What is an Individual Transition Plan (ITP)?

Instructor: Loren Rozanski

Loren has a B.S. in History and a M.S. in Special Education. She works actively in the education field.

Learn what an Individual Transition Plan (ITP) is and how to implement a plan for your Special Education students. This lesson will also cover how to choose and achieve goals your students may have after they graduate from school.

What is an Individual Transition Plan?

An Individual Transition Plan (ITP) is a plan developed for special education students that will help them set goals and transition successfully into post-high school life. This plan is part of an Individualized Education Plan (IEP), which is a plan created for all students identified as needing special education services in the classroom setting. Both the IEP and the ITP are mandated through a set of laws called the Individuals with Disabilities Education Act, or IDEA. This act outlines and describes what considerations need to be taken into account when educating students with special needs.

While an IEP is created as soon as a student has been identified as needing Special Education services, the Individual Transition Plan is not included in the IEP until a student reaches transition age. This age differs by school district. Some schools choose to start transition planning with students as soon as they begin high school, and include the ITP in all high school IEPs. However, under IDEA, the ITP must be included the first IEP created after the student turns sixteen. The transition plan has to include several different parts. The first part is a statement of student goals and plans for after high school. This can include going to college, a vocational program, or a plan to begin working or mastering life skills after high school. The second part is how the student plans to achieve those goals and what services the school is going to provide to assist the student in achieving the goals.

For example, John Smith is a tenth grader at ABC High School who has just turned sixteen. His plan after graduation is to become an auto mechanic. John's ITP would include this goal, along with his plan to attend a local technical college after he graduates high school. John's special education case manager writes into his ITP that John will take automotive shop classes his junior and senior year of high school and that John will spend time shadowing an automotive technician.

This ITP has John's goals clearly written, and outlines the services that will be provided to help John transition out of high school and into a local technical college. Let's take a look at how John's plan was created.

Creating a Transition Plan

ITP planning occurs during a scheduled Planning and Placement Team (PPT) meeting, where the following team members are present:

  • The child's parents/guardians
  • At least one regular education teacher
  • At least one special education teacher
  • A school administrator
  • A school support services provider, such as a guidance counselor
  • A translator, if needed
  • The child, when appropriate

The meeting begins by reviewing the child's current IEP and annual goals. Then, the Special Education teacher should ask the child about his or her goals after high school, such as plans to attend school or start working, where they plan to live, and how much independence they would like to have.

The ITP is created at the first PPT meeting after a child turns sixteen.
ppt meeting

To unlock this lesson you must be a Study.com Member.
Create your account

Register to view this lesson

Are you a student or a teacher?

Unlock Your Education

See for yourself why 30 million people use Study.com

Become a Study.com member and start learning now.
Become a Member  Back
What teachers are saying about Study.com
Try it risk-free for 30 days

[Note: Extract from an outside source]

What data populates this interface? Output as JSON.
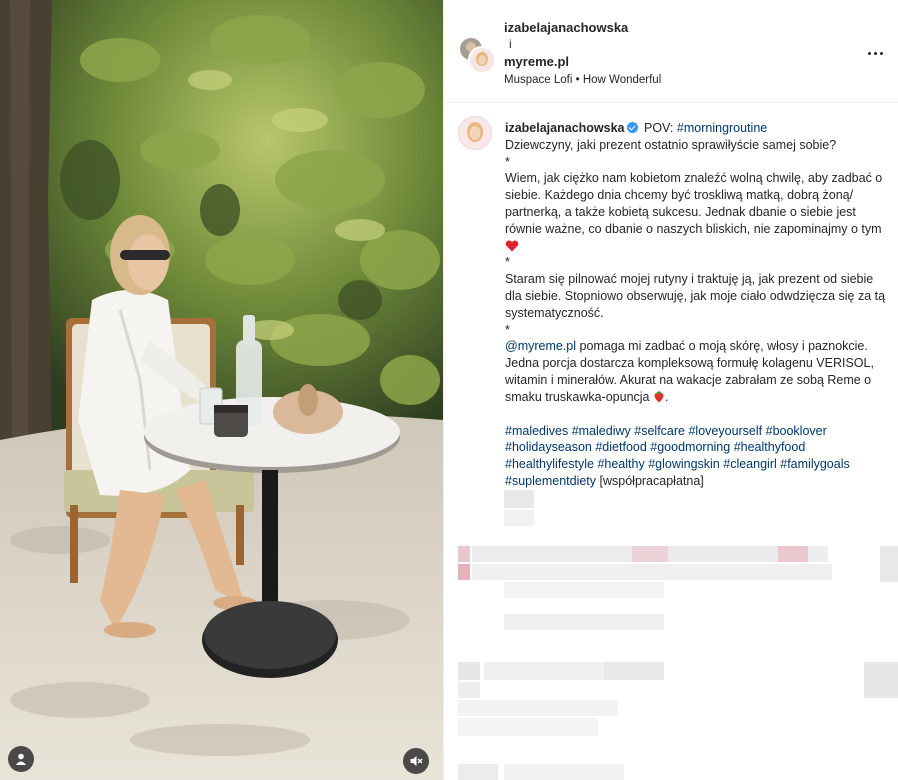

Earning College Credit

Did you know… We have over 200 college courses that prepare you to earn credit by exam that is accepted by over 1,500 colleges and universities. You can test out of the first two years of college and save thousands off your degree. Anyone can earn credit-by-exam regardless of age or education level.

To learn more, visit our Earning Credit Page

Transferring credit to the school of your choice

Not sure what college you want to attend yet? Study.com has thousands of articles about every imaginable degree, area of study and career path that can help you find the school that's right for you.

Create an account to start this course today
Try it risk-free for 30 days!
Create an account
Support